======== Input for this task ========
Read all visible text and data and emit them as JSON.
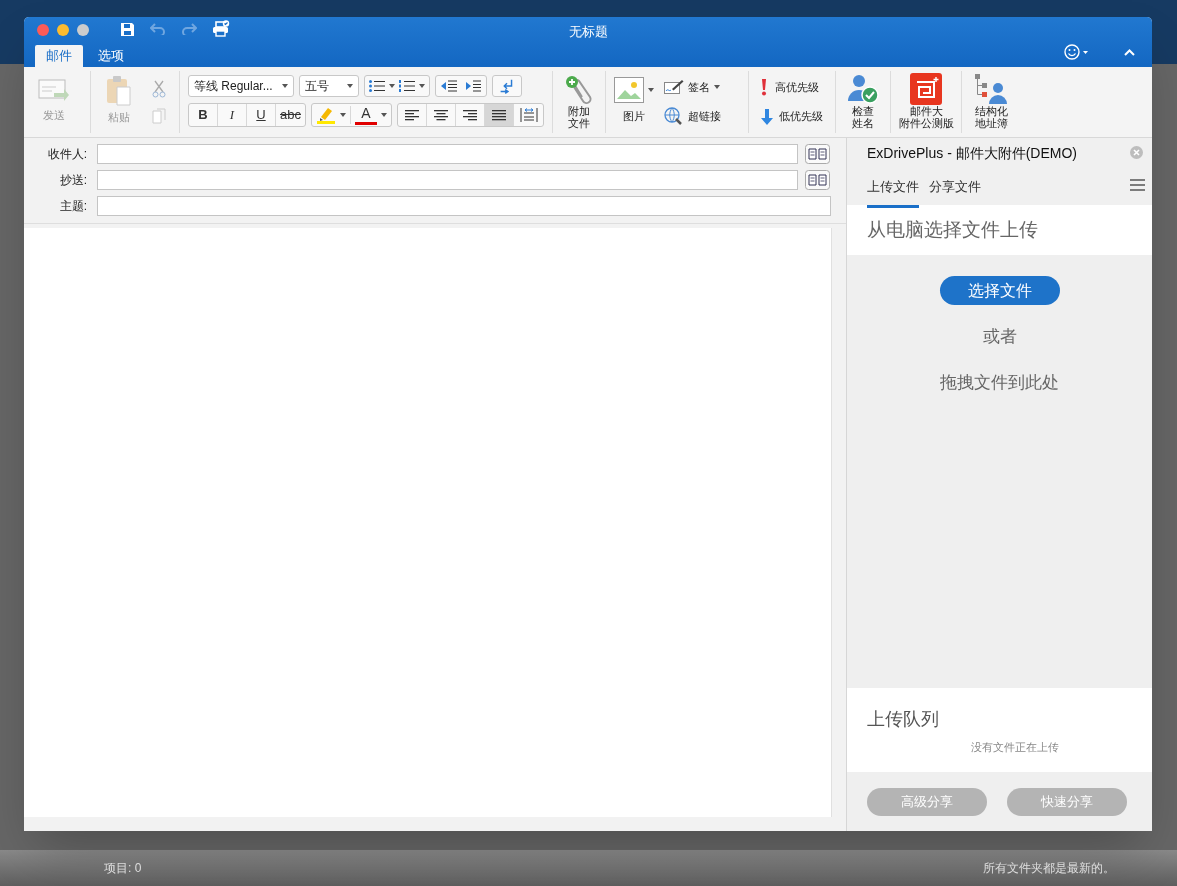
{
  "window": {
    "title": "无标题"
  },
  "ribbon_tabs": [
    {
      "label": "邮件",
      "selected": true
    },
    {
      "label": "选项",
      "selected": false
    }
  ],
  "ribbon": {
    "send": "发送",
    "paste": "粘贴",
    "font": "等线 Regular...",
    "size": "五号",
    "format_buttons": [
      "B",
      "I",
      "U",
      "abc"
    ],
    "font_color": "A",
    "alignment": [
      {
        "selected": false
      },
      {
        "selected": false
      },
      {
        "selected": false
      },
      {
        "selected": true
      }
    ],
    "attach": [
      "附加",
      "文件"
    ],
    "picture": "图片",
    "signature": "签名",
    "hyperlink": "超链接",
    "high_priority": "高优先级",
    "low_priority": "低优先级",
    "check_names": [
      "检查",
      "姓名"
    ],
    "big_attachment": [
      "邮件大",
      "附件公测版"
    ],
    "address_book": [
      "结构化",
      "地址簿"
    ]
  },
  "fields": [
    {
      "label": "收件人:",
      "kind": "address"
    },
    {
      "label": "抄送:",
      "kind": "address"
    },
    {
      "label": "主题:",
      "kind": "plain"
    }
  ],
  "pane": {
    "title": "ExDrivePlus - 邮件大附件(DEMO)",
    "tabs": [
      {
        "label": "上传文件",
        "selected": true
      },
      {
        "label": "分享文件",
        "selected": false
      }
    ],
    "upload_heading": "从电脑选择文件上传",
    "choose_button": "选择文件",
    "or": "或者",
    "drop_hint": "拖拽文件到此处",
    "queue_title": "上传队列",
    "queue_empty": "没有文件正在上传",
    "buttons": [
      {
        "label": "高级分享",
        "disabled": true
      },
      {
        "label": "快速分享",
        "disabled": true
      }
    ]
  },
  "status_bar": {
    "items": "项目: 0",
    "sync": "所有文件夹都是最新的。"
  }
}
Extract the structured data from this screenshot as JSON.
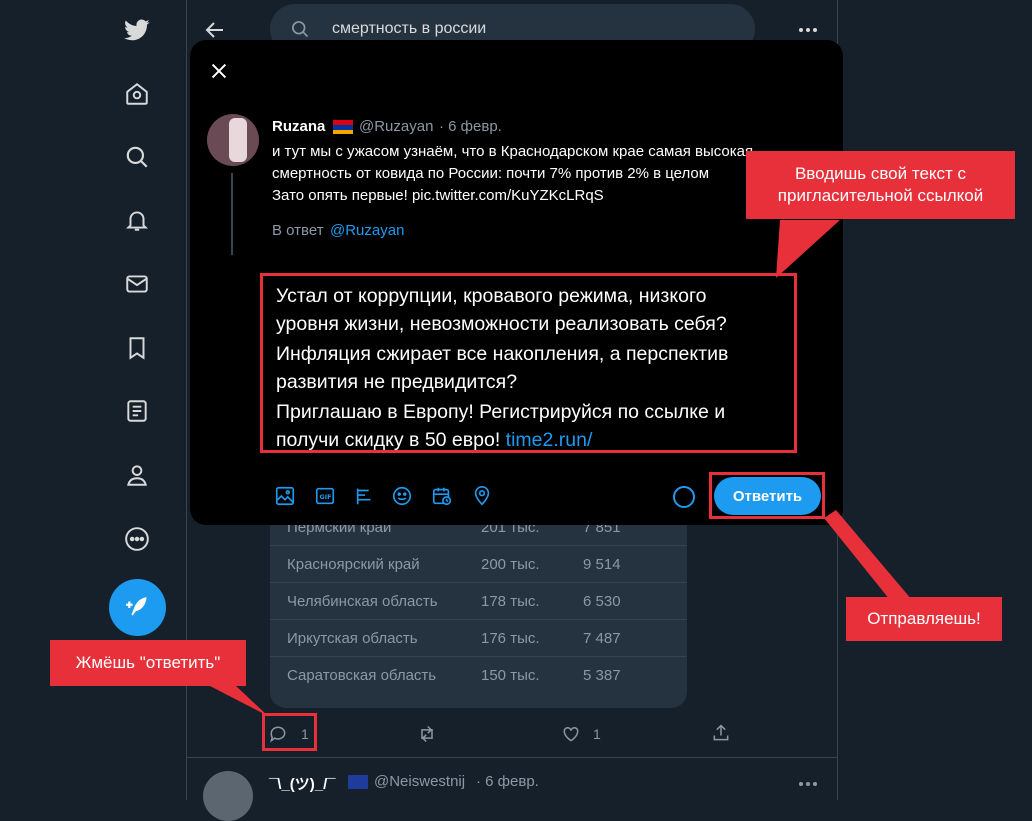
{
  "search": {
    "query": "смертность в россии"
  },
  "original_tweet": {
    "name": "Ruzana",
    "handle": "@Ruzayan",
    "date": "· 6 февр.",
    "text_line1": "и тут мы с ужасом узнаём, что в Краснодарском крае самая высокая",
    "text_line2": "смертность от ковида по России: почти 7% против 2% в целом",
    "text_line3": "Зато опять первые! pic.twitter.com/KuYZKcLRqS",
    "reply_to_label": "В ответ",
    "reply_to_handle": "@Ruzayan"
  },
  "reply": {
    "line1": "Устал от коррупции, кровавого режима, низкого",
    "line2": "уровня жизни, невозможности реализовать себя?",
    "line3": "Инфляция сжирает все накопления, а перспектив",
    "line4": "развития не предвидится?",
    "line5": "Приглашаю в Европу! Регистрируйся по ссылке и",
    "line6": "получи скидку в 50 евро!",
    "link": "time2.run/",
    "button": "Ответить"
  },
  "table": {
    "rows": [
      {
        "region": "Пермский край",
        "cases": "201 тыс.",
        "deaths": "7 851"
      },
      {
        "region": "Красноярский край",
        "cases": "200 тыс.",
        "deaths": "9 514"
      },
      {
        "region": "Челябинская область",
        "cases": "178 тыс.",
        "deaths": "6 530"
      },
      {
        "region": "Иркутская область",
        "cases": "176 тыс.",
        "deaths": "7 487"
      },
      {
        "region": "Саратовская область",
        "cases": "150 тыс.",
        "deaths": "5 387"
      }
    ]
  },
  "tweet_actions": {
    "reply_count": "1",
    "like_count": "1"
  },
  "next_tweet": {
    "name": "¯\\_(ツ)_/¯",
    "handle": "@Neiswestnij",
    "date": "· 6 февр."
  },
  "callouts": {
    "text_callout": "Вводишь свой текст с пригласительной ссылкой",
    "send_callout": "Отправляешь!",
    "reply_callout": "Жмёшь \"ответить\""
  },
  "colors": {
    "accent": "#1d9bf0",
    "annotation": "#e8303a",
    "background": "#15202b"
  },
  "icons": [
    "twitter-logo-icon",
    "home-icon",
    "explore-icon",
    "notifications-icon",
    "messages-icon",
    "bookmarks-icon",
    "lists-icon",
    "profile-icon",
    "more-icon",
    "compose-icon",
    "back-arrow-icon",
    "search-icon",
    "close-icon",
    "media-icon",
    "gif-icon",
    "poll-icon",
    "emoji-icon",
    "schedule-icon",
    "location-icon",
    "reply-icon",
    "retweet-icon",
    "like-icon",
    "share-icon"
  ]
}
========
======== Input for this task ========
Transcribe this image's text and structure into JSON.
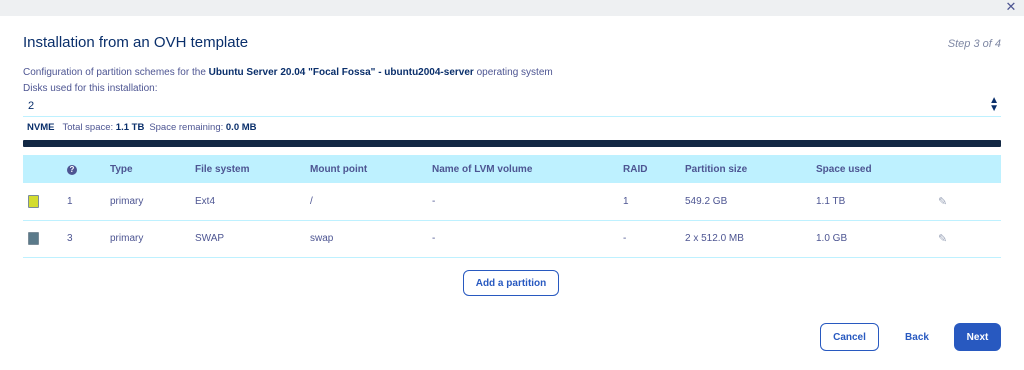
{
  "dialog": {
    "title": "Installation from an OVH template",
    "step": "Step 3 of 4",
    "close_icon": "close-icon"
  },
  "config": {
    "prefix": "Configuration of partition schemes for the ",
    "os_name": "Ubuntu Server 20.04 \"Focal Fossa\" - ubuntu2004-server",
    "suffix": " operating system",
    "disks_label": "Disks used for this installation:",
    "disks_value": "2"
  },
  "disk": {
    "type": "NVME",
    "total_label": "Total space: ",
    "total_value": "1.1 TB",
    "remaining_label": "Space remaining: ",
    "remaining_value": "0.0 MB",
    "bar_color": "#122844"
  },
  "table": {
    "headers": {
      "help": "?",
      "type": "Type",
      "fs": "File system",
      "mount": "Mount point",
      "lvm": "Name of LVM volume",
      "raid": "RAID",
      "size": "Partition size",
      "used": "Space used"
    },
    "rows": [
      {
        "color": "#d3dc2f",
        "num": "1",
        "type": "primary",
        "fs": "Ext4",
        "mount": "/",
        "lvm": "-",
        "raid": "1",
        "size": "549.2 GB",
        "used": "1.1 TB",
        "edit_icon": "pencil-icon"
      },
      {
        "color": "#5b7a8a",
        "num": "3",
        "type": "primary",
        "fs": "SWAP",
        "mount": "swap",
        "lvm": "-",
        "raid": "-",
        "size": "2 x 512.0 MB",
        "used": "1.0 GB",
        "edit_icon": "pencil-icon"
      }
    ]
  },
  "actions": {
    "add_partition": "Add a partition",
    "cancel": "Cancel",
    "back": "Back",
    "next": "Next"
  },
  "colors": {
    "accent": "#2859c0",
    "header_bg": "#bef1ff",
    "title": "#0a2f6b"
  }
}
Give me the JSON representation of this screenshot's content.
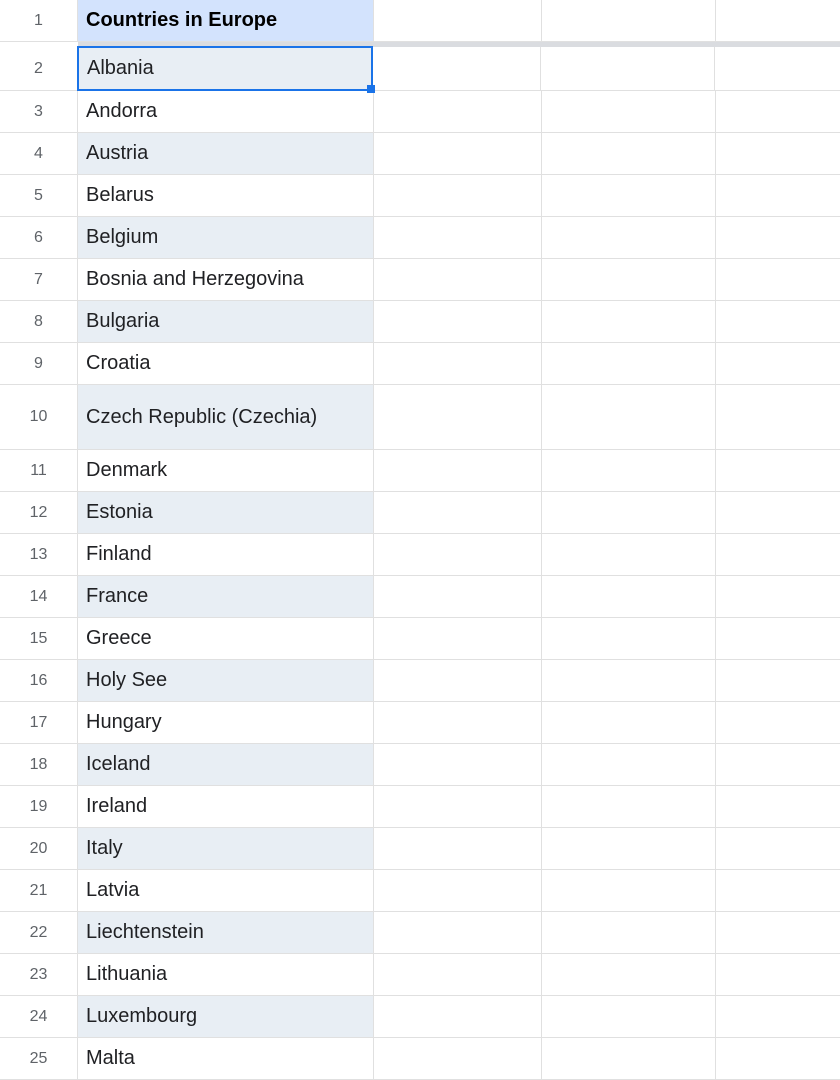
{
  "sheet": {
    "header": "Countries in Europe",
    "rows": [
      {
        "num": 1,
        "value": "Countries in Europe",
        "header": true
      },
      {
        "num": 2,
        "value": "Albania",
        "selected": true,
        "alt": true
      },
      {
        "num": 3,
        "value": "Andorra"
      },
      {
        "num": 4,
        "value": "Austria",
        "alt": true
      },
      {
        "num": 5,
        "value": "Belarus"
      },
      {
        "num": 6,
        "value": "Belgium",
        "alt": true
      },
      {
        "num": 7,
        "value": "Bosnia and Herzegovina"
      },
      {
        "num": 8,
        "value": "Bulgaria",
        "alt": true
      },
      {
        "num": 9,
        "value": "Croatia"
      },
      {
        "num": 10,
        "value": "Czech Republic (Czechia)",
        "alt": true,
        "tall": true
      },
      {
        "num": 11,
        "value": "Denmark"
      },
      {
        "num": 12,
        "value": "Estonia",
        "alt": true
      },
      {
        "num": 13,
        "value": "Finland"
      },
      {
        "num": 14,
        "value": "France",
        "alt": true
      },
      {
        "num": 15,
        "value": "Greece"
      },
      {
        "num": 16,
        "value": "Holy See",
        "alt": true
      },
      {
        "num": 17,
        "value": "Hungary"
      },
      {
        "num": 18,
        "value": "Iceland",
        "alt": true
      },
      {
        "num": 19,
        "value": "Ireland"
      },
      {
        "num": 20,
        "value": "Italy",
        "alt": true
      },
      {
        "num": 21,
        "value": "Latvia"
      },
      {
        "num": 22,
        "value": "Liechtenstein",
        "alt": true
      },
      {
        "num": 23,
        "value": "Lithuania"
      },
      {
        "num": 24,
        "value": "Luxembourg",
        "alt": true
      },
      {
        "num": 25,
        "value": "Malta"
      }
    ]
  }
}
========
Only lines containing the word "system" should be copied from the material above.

- _Response to this task_:
    "suffix": " operating system",
      "fs": "File system",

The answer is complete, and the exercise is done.